2 Don’t judge me, your servant, because no one alive is right before you.

We are all in the same predicament, we are sinners.  The writer doesn’t need to be convinced of this.  All he can do is appeal to God. He knows his place though–a servant of the Lord.  He understands that he is what he is.  He accepts what is real, and doesn’t try to pretend otherwise.

3 My enemies are chasing me; they crushed me to the ground. They made me live in darkness like those long dead.   4 I am afraid; my courage is gone.

We all have enemies.  They are the satanic evil spirits that are the wholesalers of evil and its devices and they mean to harm us.  David feels the pursuit, and his paranoia must have doubled.  These sinister antagonists get close enough to strike at him.  He confesses fear.   His life has been far too influenced by their dark ministry.  He is being pressed to the point of being overwhelmed.

5 I remember what happened long ago; I consider everything you have done. I think about all you have made.   6 I lift my hands to you in prayer. As a dry land needs rain, I thirst for you.  Selah

The psalmist has a spiritual history to ponder.  He thinks of all the past events and draws out his strength.  He “remembers” in the truest sense of the word.  It is good if we can just remember all of the issues and battles that we have already faced. Verse 6 declares his proper response to v. 5.  The hands go up, and he imagines himself to be a desert–dry and desolate.  He thirsts (desires) not for rain, or an oasis, but for the Lord God.  

7 Lord, answer me quickly, because I am getting weak. Don’t turn away from me, or I will be like those who are dead.

The writer has evaluated his situation, he is weak and he is dying. His spiritual pulse is “weak and thready.”  This seems to be a deteriorating condition.  He is discerning enough however to draw conclusions.  Doctors tell us that hearing is the last faculty to depart a dying man.  Perhaps to a spiritual man, discernment is the last to go?  Somehow we know what the truth is until we are completely senile (spiritually, that is).

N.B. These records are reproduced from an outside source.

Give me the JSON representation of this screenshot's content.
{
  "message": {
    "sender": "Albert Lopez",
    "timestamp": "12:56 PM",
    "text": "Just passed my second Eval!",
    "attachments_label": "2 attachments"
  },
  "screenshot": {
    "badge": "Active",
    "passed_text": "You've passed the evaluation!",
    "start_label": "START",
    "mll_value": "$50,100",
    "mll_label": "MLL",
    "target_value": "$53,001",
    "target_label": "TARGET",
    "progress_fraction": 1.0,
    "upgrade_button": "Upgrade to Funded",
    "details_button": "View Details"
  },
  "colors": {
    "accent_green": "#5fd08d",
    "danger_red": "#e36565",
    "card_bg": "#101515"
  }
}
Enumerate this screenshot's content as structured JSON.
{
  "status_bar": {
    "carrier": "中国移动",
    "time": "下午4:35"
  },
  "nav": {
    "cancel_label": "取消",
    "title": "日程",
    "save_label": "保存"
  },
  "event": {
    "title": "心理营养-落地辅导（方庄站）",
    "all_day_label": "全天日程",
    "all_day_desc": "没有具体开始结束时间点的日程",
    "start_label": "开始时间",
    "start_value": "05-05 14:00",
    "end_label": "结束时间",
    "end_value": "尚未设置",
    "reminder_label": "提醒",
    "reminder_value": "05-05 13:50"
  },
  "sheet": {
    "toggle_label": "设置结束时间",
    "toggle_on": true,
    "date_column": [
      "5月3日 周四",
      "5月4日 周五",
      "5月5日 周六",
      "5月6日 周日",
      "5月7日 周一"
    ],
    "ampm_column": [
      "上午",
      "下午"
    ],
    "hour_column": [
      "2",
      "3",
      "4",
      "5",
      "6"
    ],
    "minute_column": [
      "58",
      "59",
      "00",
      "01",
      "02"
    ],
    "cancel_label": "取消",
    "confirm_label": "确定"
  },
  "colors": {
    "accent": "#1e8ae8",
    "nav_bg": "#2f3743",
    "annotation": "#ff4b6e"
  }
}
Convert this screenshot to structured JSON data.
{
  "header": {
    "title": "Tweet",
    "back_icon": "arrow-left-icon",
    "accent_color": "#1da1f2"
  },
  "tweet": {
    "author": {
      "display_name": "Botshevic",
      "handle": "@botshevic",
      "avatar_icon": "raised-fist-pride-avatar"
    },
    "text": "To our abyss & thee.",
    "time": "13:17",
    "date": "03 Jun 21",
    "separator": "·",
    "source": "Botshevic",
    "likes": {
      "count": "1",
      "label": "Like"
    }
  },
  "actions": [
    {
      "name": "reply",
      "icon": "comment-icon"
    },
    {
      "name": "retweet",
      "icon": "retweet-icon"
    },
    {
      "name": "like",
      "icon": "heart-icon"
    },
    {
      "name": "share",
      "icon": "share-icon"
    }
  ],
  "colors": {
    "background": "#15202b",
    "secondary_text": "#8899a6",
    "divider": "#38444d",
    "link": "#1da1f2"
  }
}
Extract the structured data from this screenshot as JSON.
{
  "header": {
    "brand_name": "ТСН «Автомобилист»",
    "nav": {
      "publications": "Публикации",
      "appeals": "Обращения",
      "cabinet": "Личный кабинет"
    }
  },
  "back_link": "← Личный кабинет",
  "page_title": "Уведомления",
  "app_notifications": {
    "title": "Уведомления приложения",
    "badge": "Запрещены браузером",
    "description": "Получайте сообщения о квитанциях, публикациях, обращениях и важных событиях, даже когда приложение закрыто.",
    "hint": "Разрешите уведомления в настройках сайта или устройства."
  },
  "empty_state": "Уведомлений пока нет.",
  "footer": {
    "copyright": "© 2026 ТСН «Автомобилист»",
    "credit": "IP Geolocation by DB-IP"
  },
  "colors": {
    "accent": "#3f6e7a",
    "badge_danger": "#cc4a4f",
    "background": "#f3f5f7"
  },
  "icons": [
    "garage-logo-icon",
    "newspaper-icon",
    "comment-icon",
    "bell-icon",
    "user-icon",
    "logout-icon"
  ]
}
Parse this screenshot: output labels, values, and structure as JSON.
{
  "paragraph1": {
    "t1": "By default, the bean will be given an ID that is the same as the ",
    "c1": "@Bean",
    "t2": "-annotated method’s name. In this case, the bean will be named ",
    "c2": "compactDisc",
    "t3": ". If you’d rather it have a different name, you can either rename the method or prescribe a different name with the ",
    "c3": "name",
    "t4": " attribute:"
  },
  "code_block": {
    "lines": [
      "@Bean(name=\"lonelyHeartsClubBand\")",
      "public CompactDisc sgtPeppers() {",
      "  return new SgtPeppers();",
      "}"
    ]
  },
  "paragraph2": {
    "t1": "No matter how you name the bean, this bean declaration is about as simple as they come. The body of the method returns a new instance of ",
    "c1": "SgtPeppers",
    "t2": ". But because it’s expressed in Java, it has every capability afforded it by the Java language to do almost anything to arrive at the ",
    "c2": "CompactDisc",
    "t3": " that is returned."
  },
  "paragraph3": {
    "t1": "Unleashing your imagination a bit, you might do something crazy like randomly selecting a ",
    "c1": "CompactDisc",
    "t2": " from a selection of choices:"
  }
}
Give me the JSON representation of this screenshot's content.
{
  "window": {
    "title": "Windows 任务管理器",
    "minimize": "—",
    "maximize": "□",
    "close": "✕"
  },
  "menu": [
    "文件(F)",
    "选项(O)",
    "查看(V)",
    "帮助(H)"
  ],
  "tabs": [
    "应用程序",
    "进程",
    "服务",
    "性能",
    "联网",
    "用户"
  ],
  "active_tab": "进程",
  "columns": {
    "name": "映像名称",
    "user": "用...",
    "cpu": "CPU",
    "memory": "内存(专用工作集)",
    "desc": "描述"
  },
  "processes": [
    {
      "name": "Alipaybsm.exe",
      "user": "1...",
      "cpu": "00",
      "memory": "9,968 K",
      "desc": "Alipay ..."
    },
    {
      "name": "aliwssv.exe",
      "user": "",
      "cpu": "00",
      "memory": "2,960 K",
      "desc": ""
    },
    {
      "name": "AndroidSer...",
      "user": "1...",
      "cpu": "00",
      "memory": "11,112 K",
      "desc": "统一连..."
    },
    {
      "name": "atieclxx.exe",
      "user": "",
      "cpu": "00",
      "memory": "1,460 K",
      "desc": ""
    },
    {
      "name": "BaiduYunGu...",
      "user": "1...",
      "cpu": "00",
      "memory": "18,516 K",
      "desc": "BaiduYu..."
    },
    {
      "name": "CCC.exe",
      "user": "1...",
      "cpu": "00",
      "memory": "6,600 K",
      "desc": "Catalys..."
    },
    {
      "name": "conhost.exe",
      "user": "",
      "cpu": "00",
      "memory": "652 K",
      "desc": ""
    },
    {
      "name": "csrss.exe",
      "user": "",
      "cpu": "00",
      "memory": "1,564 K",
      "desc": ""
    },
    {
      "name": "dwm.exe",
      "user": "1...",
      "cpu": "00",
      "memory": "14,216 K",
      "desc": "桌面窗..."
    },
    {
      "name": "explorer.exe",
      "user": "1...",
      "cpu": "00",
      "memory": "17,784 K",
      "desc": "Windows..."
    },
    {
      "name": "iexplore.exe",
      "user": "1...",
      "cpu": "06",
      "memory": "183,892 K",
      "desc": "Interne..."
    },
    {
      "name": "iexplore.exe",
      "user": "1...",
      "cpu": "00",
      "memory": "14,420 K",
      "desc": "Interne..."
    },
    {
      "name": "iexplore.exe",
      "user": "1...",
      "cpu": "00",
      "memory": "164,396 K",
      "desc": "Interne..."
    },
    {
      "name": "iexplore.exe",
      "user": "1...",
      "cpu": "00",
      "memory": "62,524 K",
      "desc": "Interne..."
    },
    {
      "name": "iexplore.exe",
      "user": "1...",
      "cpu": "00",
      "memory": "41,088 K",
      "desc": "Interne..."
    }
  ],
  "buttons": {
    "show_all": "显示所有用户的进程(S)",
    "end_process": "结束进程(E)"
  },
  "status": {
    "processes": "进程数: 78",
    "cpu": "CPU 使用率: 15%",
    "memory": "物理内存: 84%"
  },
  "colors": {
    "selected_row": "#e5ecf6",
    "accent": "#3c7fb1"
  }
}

8 Tell me in the morning about your love, because I trust you. Show me what I should do, because my prayers go up to you.

The writer affirms his personal connections to the Lord.  Love should be an intimate word, saturated with hope and a future.  This love comes as a result of trust/faith (the word, “because” is key).  The psalmist requests help for his particular situation.  He sees his prayers, like arrows reaching heaven.

9 Lord, save me from my enemies; I hide in you. 10 Teach me to do what you want, because you are my God. Let your good Spirit lead me on level ground. Save me…teach me…lead me.

A “triune” aspect of the Spirit’s work.  Each believer can realize this ministry.  He is like a bodyguard, a tutor, and a professional guide to each of us.  Verse 10…”level ground”; nothing is harder on a tired soldier then marching on hilly terrain.  Flat and level is the best, and its not wrong to ask for an easier path.   Sometimes we stumble because we haven’t asked for level ground.

11 Lord, let me live so people will praise you. In your goodness save me from my troubles. 12 In your love defeat my enemies.Destroy all those who trouble me, because I am your servant.

This should be the cry of the Christian heart–let me be an example that will lead others to worship.  Let me be a reason to them to sing, and give you glory.  Notice that God’s goodness is specifically pointed out to be the starting point for salvation. “Since He is good, I will be saved”.  In verse 12 we are reminded that out of that matrix of love, God can conquer.  “God so loved the world”…John 3:16.  Love is the reason, and not just a vague, general sense of love but a love that rolls up its sleeves and jumps in and pounds my enemies.

flourish-small Text taken from New Century Version (NCV) The Holy Bible, New Century Version®. Copyright © 2005 by Thomas Nelson, Inc. If this post has been a blessing to you, and you would like me to do more of this, won’t you let me know.  Thanks!

ybic, Bryan